"Think of the Englishman as simply a calvaryman, and he becomes measurably more comprehensible. All of the characters of a good cavalryman are there -- a correct personal demeanor, an animal-like delight in physical activity and especially in those forms of it which simulate combat, an unquestioning attitude toward fiats from above, a naive belief in rank and ritual, a hearty contempt for all the concerns of the mind, a dog-like concept of duty, and a high degree of physical courage. . . . [The English] are almost incapable of anything rationally describable as sound or original thought. They learn nothing and forget nothing."
-- H. L. Mencken in A.M., December 1931.
His view of English brainpower apparently improved, at least as compared to the French:
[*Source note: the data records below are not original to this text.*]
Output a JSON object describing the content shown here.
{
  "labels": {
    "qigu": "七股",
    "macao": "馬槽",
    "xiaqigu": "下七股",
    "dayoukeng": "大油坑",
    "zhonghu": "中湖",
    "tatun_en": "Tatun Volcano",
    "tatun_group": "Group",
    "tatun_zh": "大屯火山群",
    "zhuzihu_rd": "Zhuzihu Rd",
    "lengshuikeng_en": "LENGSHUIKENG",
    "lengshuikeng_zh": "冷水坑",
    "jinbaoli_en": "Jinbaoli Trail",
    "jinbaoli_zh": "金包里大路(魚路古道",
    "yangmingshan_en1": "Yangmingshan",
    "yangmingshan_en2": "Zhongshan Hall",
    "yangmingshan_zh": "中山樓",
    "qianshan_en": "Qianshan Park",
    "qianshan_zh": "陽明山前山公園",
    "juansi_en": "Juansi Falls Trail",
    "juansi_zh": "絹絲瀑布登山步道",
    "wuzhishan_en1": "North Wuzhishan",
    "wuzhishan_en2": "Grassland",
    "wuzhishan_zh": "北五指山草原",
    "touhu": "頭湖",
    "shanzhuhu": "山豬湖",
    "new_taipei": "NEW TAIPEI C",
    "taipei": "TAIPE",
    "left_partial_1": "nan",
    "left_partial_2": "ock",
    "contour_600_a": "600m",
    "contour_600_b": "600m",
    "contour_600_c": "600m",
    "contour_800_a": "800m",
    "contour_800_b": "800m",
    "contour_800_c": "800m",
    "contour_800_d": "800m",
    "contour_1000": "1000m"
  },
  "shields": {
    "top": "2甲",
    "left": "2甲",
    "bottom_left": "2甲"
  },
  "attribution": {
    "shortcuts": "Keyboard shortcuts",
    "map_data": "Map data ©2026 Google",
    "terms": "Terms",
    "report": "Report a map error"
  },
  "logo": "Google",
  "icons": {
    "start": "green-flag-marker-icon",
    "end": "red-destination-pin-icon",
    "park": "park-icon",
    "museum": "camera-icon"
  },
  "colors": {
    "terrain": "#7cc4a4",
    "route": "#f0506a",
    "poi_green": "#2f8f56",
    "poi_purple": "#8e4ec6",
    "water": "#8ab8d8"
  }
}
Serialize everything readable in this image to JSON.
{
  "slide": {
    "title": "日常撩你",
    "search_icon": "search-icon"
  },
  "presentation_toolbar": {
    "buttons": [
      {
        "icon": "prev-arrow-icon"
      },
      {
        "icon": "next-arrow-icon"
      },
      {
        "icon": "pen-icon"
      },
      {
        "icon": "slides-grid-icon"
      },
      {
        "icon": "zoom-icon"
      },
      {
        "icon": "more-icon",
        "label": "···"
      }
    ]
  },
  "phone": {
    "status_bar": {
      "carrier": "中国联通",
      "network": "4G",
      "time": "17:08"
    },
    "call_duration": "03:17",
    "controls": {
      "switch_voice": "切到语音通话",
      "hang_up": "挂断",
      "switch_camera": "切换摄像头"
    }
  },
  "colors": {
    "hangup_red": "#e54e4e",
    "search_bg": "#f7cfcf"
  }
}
"The notion that the French are intelligent is really almost fabulous. They are immensely amusing, but certainly not intelligent. The only really intelligent people on earth are the English. They have no graces and their selfishness is brutal and undisguised, but they can think at least four times as fast as the French and ten times as accurately."
-- Mencken in a letter to Benjamin De Casseres, September 1935.
Mencken had plenty more to say about the French. Here is his assessment of a world without them:
"One might plausibly argue, indeed, that the complete disappearance of France would produce no more pertubation in the world than the loss of an ear produces in a man. Brussels and Lucerne would quickly put in better cooks, and Copenhagen, I venture, could take care of the peep-show business without any need of an international loan. In six months the visiting American Sunday-school superintendent, raking the ruins of Paris for garter-buckles, would be but little more put out than he is by the ashen state of Pompeii."
-- Mencken in A.M., April 1927.
He was, of course, kinder to the Germans, his own fatherland:
"Until the war brought the Germans the great boon of democracy they knew practically nothing of poverty, or graft . . . they were not harassed by Prohibitionists, Y.M.C.A. grafters, Billy Sundays, vice crusaders, women politicians, Blue Sunday fanatics, and other such vermin. Their system of castes was peculiar and admirable. A colonel in the Army ranked above a stock broker, however rich; Gerhart Hauptmann and Richard Strauss were regarded by everybody, including newspaper editorial writers, as more important men that the current movie stars."
-- Mencken in "A Good Man Wasted," February 1922.